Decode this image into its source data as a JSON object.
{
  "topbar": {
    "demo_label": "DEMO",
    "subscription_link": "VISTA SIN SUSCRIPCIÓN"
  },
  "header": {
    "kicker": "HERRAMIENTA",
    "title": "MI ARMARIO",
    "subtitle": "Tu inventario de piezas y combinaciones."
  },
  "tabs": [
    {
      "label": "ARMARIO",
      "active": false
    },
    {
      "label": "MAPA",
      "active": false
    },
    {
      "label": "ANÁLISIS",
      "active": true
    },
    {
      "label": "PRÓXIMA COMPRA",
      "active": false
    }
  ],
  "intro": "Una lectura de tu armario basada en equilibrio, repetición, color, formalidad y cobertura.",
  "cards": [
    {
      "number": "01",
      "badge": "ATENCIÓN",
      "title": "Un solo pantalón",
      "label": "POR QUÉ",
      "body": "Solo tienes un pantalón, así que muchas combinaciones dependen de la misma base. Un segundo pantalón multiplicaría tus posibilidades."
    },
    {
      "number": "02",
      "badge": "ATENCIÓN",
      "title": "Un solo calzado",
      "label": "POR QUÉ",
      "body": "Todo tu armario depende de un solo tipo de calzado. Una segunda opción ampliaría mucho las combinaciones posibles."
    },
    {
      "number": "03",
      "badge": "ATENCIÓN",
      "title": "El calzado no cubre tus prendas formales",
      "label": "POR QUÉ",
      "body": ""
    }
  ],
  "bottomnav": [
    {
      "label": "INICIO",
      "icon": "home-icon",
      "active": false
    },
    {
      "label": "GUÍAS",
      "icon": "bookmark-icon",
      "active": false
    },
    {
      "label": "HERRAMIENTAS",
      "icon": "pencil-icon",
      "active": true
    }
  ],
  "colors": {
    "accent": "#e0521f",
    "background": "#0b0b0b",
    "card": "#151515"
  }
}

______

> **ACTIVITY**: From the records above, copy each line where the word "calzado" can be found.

> **RESPONSE AREA**:
      "title": "Un solo calzado",
      "body": "Todo tu armario depende de un solo tipo de calzado. Una segunda opción ampliaría mucho las combinaciones posibles."
      "title": "El calzado no cubre tus prendas formales",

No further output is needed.